** Stored data follows **

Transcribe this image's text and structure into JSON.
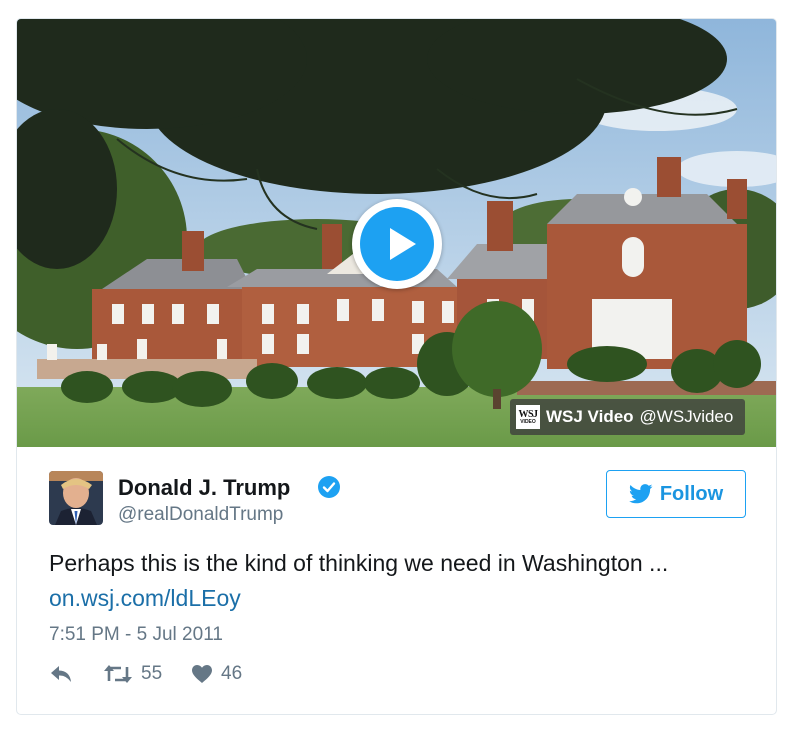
{
  "media": {
    "attribution": {
      "logo_text": "WSJ",
      "logo_subtext": "VIDEO",
      "name": "WSJ Video",
      "handle": "@WSJvideo"
    }
  },
  "author": {
    "name": "Donald J. Trump",
    "handle": "@realDonaldTrump",
    "verified": true
  },
  "follow_button": {
    "label": "Follow"
  },
  "tweet": {
    "text": "Perhaps this is the kind of thinking we need in Washington ...",
    "link": "on.wsj.com/ldLEoy",
    "timestamp": "7:51 PM - 5 Jul 2011"
  },
  "actions": {
    "reply_icon": "reply-icon",
    "retweet_icon": "retweet-icon",
    "retweet_count": "55",
    "like_icon": "heart-icon",
    "like_count": "46"
  },
  "colors": {
    "accent": "#1da1f2",
    "link": "#1b6fa8",
    "muted": "#657786",
    "text": "#14171a",
    "border": "#e1e8ed"
  }
}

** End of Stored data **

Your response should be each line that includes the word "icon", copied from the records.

    "reply_icon": "reply-icon",
    "retweet_icon": "retweet-icon",
    "like_icon": "heart-icon",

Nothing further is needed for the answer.